> _Task_
From the entries below, copy every line that holds the word "JSON".

[Dataset rows describing interfaces]
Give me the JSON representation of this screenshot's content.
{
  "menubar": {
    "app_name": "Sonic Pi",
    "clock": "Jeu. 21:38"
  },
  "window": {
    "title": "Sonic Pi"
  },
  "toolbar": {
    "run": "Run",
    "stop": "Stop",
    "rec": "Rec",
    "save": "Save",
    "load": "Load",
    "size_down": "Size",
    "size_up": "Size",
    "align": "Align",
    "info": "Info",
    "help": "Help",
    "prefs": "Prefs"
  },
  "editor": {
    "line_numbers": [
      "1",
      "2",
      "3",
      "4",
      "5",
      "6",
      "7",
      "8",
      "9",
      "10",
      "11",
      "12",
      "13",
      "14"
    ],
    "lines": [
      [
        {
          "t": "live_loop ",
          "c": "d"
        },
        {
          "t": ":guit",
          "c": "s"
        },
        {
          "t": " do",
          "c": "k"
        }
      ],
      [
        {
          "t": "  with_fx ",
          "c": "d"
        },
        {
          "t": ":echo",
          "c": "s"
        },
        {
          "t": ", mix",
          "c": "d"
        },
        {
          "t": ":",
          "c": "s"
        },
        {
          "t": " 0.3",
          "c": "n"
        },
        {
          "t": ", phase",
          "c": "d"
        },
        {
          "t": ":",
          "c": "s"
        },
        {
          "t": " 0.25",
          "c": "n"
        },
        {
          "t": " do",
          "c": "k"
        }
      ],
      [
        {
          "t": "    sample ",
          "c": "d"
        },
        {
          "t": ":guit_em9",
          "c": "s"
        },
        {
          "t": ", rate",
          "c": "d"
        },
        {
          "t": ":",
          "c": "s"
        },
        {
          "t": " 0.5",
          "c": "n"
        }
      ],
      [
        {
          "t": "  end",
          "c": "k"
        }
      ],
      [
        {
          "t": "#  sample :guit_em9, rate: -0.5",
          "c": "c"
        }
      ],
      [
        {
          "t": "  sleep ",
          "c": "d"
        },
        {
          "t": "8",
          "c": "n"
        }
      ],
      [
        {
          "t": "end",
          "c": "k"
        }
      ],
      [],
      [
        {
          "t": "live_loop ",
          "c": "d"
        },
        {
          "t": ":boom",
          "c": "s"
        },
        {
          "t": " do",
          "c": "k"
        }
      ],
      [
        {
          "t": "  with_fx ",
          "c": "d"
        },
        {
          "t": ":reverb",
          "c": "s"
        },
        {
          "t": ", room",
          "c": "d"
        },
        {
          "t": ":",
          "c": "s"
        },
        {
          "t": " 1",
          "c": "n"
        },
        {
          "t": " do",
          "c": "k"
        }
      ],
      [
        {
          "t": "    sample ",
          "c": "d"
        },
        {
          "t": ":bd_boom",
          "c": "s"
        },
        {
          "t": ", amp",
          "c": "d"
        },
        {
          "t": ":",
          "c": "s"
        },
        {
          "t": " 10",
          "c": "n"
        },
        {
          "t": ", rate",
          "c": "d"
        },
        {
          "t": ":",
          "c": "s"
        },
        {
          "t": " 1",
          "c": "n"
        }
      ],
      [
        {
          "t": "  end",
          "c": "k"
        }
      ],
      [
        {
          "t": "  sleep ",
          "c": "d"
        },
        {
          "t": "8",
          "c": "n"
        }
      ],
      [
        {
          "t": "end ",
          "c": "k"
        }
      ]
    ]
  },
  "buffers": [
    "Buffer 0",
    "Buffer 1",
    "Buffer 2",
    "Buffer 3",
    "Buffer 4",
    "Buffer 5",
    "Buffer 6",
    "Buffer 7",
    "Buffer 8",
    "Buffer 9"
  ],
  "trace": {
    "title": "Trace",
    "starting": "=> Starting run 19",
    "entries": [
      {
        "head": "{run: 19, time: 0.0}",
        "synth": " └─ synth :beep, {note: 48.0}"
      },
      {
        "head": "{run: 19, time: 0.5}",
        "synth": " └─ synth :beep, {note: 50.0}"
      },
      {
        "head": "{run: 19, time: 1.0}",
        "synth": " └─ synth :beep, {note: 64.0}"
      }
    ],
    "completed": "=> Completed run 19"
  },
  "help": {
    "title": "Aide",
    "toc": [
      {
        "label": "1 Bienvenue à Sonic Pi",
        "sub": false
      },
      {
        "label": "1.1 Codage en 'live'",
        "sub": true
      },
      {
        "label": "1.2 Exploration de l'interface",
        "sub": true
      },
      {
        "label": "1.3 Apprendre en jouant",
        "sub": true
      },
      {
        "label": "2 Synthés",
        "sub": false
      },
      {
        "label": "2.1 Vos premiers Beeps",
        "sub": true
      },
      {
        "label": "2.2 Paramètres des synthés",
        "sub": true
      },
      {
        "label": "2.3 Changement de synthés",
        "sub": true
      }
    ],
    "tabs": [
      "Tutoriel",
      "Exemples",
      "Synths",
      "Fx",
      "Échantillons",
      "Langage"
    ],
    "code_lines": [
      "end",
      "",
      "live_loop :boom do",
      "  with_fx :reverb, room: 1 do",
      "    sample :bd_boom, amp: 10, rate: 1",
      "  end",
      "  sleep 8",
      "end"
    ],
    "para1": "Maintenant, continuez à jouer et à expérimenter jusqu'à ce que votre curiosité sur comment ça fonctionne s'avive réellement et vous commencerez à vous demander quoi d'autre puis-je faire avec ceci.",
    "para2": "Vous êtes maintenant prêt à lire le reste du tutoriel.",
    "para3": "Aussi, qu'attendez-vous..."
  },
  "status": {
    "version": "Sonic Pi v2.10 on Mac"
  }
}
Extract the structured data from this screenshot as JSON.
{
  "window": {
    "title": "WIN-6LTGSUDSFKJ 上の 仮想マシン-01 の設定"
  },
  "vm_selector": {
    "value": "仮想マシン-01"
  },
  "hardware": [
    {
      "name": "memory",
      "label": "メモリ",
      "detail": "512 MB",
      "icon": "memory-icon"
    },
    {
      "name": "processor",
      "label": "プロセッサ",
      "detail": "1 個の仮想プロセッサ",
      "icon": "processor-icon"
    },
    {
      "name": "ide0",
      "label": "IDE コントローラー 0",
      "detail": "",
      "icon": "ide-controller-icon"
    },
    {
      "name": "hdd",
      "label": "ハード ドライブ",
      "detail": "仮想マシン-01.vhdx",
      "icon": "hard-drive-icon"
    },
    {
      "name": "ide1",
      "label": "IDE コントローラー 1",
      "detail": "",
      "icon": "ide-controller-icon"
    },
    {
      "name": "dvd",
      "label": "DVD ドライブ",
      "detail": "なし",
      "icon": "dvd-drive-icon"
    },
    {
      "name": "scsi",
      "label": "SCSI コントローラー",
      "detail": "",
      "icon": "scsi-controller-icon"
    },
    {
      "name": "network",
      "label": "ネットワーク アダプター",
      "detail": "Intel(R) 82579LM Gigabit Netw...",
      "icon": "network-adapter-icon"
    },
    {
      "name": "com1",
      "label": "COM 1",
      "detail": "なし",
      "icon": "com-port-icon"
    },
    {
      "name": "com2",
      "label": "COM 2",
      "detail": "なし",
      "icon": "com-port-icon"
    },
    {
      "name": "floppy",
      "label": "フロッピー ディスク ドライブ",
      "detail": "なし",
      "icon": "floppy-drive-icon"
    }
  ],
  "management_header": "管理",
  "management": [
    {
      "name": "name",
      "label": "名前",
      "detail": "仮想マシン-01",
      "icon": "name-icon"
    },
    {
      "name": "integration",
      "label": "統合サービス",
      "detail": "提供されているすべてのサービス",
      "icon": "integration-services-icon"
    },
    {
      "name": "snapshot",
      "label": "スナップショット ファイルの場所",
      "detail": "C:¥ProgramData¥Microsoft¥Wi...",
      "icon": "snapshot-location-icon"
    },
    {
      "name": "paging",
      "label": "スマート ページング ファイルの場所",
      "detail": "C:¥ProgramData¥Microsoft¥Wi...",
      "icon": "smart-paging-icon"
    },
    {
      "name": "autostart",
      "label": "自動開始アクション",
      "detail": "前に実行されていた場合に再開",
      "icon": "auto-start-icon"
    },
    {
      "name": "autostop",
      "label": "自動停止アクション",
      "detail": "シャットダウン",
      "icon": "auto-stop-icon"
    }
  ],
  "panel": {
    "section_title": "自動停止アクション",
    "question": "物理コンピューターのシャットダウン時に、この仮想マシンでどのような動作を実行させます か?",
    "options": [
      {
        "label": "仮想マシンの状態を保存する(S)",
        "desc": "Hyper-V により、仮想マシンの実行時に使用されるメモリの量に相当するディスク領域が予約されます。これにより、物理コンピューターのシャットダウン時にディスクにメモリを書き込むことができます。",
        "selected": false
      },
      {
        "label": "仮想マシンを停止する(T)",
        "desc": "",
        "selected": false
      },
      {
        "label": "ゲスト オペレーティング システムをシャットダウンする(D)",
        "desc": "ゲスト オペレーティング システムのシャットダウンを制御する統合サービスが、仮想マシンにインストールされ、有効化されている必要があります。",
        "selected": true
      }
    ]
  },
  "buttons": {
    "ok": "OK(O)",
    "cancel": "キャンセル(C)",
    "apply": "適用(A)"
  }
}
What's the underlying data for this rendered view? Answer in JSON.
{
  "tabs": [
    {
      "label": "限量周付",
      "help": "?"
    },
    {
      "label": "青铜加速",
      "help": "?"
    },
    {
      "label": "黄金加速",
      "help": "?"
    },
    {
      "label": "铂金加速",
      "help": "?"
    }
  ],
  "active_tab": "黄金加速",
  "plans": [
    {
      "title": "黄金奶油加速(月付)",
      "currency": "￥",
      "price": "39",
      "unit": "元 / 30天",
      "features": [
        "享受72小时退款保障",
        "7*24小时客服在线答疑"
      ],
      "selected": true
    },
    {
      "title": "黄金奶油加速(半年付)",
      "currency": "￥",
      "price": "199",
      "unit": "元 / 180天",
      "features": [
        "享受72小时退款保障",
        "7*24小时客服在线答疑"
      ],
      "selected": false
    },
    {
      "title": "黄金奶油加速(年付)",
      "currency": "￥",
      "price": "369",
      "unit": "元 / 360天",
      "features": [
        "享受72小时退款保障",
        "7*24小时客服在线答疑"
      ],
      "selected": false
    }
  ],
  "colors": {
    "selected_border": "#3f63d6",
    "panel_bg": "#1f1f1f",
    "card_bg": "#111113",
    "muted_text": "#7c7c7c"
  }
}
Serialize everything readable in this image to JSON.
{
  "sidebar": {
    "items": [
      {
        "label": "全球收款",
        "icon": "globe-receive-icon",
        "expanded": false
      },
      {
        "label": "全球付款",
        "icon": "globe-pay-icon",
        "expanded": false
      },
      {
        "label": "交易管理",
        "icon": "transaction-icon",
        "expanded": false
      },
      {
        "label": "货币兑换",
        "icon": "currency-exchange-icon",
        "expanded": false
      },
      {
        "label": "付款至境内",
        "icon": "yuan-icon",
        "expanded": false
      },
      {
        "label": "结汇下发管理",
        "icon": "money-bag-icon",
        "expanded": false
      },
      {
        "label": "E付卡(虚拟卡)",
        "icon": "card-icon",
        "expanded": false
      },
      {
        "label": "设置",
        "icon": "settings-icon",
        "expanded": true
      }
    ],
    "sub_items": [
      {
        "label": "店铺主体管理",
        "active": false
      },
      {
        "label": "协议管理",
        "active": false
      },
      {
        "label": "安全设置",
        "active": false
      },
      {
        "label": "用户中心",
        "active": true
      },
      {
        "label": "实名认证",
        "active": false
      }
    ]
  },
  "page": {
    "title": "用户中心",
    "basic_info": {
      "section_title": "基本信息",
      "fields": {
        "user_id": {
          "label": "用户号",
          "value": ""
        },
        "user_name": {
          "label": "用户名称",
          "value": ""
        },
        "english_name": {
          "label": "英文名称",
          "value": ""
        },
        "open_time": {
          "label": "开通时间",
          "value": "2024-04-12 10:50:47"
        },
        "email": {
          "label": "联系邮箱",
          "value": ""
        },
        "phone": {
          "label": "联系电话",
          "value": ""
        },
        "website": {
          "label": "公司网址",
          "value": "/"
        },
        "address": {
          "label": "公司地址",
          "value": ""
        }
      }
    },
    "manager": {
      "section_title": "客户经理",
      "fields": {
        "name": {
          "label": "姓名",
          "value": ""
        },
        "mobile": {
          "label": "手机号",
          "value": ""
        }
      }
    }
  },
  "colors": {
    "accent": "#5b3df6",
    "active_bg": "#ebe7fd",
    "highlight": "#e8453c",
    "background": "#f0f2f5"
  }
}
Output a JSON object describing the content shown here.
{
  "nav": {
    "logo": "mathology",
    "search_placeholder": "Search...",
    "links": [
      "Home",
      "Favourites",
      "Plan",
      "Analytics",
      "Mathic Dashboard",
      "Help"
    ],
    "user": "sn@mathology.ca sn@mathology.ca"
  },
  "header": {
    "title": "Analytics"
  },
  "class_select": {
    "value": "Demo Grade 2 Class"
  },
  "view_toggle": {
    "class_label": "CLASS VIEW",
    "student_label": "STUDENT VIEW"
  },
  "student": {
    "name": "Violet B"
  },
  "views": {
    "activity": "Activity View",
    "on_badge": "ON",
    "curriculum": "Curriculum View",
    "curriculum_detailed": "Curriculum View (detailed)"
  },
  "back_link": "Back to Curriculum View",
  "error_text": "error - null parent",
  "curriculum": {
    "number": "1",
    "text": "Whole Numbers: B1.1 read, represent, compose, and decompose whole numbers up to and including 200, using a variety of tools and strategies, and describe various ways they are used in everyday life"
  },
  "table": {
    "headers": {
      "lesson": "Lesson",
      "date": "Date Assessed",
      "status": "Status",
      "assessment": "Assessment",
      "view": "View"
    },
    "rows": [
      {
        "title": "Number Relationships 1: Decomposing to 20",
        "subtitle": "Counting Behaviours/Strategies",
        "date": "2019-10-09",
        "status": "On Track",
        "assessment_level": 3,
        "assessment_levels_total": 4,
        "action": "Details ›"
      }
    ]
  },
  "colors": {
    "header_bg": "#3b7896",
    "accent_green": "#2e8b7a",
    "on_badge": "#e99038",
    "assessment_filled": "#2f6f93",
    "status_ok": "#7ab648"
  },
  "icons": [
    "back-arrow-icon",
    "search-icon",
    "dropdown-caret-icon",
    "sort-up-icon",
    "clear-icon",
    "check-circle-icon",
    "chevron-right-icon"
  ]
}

> _Solved problem_
Give me the JSON representation of this screenshot's content.
Extract the structured data from this screenshot as JSON.
What's the underlying data for this rendered view? Answer in JSON.
Serialize everything readable in this image to JSON.
Output a JSON object describing the content shown here.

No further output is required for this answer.